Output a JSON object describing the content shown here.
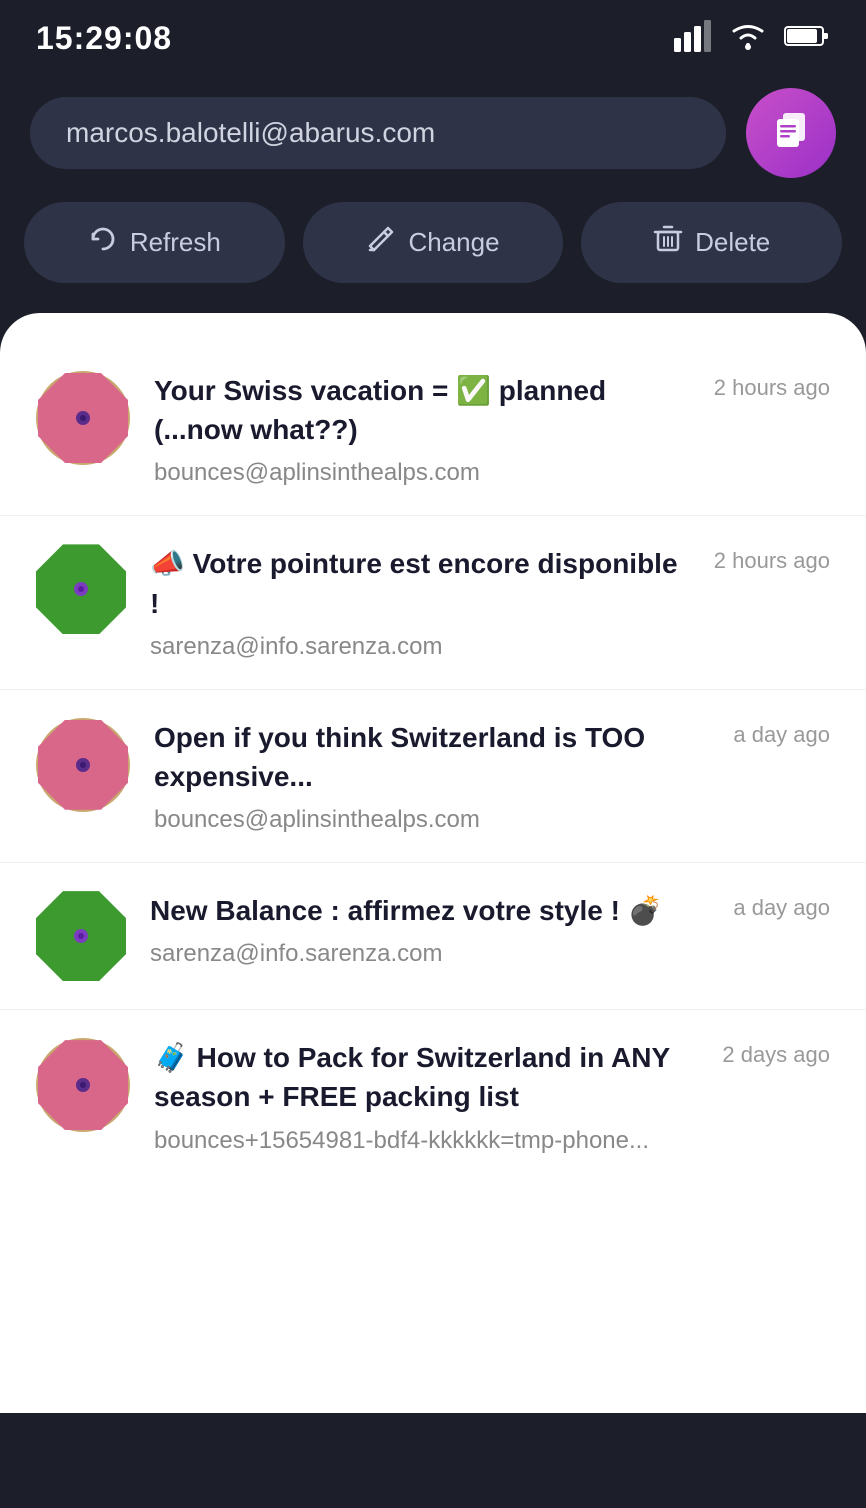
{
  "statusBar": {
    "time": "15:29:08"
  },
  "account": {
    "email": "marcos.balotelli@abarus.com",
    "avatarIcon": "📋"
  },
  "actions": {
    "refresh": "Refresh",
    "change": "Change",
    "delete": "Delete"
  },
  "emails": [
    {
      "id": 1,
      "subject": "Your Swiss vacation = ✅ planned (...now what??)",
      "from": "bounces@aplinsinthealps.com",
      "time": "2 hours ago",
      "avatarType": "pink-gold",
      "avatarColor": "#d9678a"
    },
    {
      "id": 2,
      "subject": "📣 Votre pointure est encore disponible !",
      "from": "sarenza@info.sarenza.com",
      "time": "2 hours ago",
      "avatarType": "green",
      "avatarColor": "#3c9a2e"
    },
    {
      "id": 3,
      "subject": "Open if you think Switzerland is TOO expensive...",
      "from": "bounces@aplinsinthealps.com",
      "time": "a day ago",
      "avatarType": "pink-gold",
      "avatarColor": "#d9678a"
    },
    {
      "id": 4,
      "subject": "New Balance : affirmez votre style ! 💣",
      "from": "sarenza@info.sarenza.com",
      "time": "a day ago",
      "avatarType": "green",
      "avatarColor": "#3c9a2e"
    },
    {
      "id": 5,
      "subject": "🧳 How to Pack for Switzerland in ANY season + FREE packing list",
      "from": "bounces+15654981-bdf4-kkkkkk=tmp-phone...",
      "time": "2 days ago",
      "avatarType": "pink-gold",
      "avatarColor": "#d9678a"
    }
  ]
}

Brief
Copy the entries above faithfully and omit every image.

Response to the task
Output a JSON object describing the content shown here.
{
  "statusBar": {
    "time": "15:29:08"
  },
  "account": {
    "email": "marcos.balotelli@abarus.com",
    "avatarIcon": "📋"
  },
  "actions": {
    "refresh": "Refresh",
    "change": "Change",
    "delete": "Delete"
  },
  "emails": [
    {
      "id": 1,
      "subject": "Your Swiss vacation = ✅ planned (...now what??)",
      "from": "bounces@aplinsinthealps.com",
      "time": "2 hours ago",
      "avatarType": "pink-gold",
      "avatarColor": "#d9678a"
    },
    {
      "id": 2,
      "subject": "📣 Votre pointure est encore disponible !",
      "from": "sarenza@info.sarenza.com",
      "time": "2 hours ago",
      "avatarType": "green",
      "avatarColor": "#3c9a2e"
    },
    {
      "id": 3,
      "subject": "Open if you think Switzerland is TOO expensive...",
      "from": "bounces@aplinsinthealps.com",
      "time": "a day ago",
      "avatarType": "pink-gold",
      "avatarColor": "#d9678a"
    },
    {
      "id": 4,
      "subject": "New Balance : affirmez votre style ! 💣",
      "from": "sarenza@info.sarenza.com",
      "time": "a day ago",
      "avatarType": "green",
      "avatarColor": "#3c9a2e"
    },
    {
      "id": 5,
      "subject": "🧳 How to Pack for Switzerland in ANY season + FREE packing list",
      "from": "bounces+15654981-bdf4-kkkkkk=tmp-phone...",
      "time": "2 days ago",
      "avatarType": "pink-gold",
      "avatarColor": "#d9678a"
    }
  ]
}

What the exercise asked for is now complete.